**PROVIDED INFORMATION**
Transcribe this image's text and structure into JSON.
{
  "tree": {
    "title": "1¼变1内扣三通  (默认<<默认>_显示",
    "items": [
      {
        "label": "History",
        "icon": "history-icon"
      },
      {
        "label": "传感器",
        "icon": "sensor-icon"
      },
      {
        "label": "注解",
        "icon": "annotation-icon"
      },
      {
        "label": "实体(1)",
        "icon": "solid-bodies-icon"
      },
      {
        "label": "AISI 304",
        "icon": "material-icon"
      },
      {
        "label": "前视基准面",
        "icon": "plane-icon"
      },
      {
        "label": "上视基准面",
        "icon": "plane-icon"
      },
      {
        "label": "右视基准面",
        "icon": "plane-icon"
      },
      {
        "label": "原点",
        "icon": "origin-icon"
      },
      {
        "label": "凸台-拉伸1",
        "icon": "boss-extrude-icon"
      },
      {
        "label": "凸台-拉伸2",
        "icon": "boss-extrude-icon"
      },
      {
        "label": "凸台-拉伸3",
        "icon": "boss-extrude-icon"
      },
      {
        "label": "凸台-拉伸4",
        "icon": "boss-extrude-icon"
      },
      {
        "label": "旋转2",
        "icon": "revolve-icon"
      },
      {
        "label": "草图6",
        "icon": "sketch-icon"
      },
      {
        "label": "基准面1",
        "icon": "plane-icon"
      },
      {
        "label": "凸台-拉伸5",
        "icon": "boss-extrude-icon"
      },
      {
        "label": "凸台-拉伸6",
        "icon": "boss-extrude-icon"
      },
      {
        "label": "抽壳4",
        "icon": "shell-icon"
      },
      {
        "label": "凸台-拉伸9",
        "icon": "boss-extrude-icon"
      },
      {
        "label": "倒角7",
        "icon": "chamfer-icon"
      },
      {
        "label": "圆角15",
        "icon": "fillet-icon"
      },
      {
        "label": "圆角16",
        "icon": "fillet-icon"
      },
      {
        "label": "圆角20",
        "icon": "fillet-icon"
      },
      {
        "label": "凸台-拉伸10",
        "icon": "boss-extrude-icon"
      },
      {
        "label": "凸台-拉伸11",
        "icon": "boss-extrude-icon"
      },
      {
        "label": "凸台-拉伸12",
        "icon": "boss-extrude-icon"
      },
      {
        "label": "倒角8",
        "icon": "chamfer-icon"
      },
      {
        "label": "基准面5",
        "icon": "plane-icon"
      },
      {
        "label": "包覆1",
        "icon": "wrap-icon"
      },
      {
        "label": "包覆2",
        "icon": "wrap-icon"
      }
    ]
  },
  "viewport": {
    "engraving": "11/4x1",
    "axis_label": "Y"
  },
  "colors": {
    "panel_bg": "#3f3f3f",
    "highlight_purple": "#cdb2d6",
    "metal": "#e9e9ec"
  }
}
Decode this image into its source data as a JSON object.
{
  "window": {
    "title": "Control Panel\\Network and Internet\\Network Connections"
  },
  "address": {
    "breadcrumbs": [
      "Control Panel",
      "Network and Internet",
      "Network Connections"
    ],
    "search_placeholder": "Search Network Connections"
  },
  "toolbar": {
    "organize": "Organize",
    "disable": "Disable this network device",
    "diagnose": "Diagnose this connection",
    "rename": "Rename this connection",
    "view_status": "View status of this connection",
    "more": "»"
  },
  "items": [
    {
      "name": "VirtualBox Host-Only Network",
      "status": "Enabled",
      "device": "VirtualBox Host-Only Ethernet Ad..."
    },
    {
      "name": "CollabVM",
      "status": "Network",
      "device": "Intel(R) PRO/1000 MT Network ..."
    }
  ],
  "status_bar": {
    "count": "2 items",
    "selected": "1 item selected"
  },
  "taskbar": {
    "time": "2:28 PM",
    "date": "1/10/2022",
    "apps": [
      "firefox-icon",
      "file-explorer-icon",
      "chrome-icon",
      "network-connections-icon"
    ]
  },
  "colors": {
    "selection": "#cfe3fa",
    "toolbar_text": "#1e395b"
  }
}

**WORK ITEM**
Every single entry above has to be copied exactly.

**WORKED SOLUTION**
Transcribe this image's text and structure into JSON.
{
  "tree": {
    "title": "1¼变1内扣三通  (默认<<默认>_显示",
    "items": [
      {
        "label": "History",
        "icon": "history-icon"
      },
      {
        "label": "传感器",
        "icon": "sensor-icon"
      },
      {
        "label": "注解",
        "icon": "annotation-icon"
      },
      {
        "label": "实体(1)",
        "icon": "solid-bodies-icon"
      },
      {
        "label": "AISI 304",
        "icon": "material-icon"
      },
      {
        "label": "前视基准面",
        "icon": "plane-icon"
      },
      {
        "label": "上视基准面",
        "icon": "plane-icon"
      },
      {
        "label": "右视基准面",
        "icon": "plane-icon"
      },
      {
        "label": "原点",
        "icon": "origin-icon"
      },
      {
        "label": "凸台-拉伸1",
        "icon": "boss-extrude-icon"
      },
      {
        "label": "凸台-拉伸2",
        "icon": "boss-extrude-icon"
      },
      {
        "label": "凸台-拉伸3",
        "icon": "boss-extrude-icon"
      },
      {
        "label": "凸台-拉伸4",
        "icon": "boss-extrude-icon"
      },
      {
        "label": "旋转2",
        "icon": "revolve-icon"
      },
      {
        "label": "草图6",
        "icon": "sketch-icon"
      },
      {
        "label": "基准面1",
        "icon": "plane-icon"
      },
      {
        "label": "凸台-拉伸5",
        "icon": "boss-extrude-icon"
      },
      {
        "label": "凸台-拉伸6",
        "icon": "boss-extrude-icon"
      },
      {
        "label": "抽壳4",
        "icon": "shell-icon"
      },
      {
        "label": "凸台-拉伸9",
        "icon": "boss-extrude-icon"
      },
      {
        "label": "倒角7",
        "icon": "chamfer-icon"
      },
      {
        "label": "圆角15",
        "icon": "fillet-icon"
      },
      {
        "label": "圆角16",
        "icon": "fillet-icon"
      },
      {
        "label": "圆角20",
        "icon": "fillet-icon"
      },
      {
        "label": "凸台-拉伸10",
        "icon": "boss-extrude-icon"
      },
      {
        "label": "凸台-拉伸11",
        "icon": "boss-extrude-icon"
      },
      {
        "label": "凸台-拉伸12",
        "icon": "boss-extrude-icon"
      },
      {
        "label": "倒角8",
        "icon": "chamfer-icon"
      },
      {
        "label": "基准面5",
        "icon": "plane-icon"
      },
      {
        "label": "包覆1",
        "icon": "wrap-icon"
      },
      {
        "label": "包覆2",
        "icon": "wrap-icon"
      }
    ]
  },
  "viewport": {
    "engraving": "11/4x1",
    "axis_label": "Y"
  },
  "colors": {
    "panel_bg": "#3f3f3f",
    "highlight_purple": "#cdb2d6",
    "metal": "#e9e9ec"
  }
}
Decode this image into its source data as a JSON object.
{
  "window": {
    "title": "Control Panel\\Network and Internet\\Network Connections"
  },
  "address": {
    "breadcrumbs": [
      "Control Panel",
      "Network and Internet",
      "Network Connections"
    ],
    "search_placeholder": "Search Network Connections"
  },
  "toolbar": {
    "organize": "Organize",
    "disable": "Disable this network device",
    "diagnose": "Diagnose this connection",
    "rename": "Rename this connection",
    "view_status": "View status of this connection",
    "more": "»"
  },
  "items": [
    {
      "name": "VirtualBox Host-Only Network",
      "status": "Enabled",
      "device": "VirtualBox Host-Only Ethernet Ad..."
    },
    {
      "name": "CollabVM",
      "status": "Network",
      "device": "Intel(R) PRO/1000 MT Network ..."
    }
  ],
  "status_bar": {
    "count": "2 items",
    "selected": "1 item selected"
  },
  "taskbar": {
    "time": "2:28 PM",
    "date": "1/10/2022",
    "apps": [
      "firefox-icon",
      "file-explorer-icon",
      "chrome-icon",
      "network-connections-icon"
    ]
  },
  "colors": {
    "selection": "#cfe3fa",
    "toolbar_text": "#1e395b"
  }
}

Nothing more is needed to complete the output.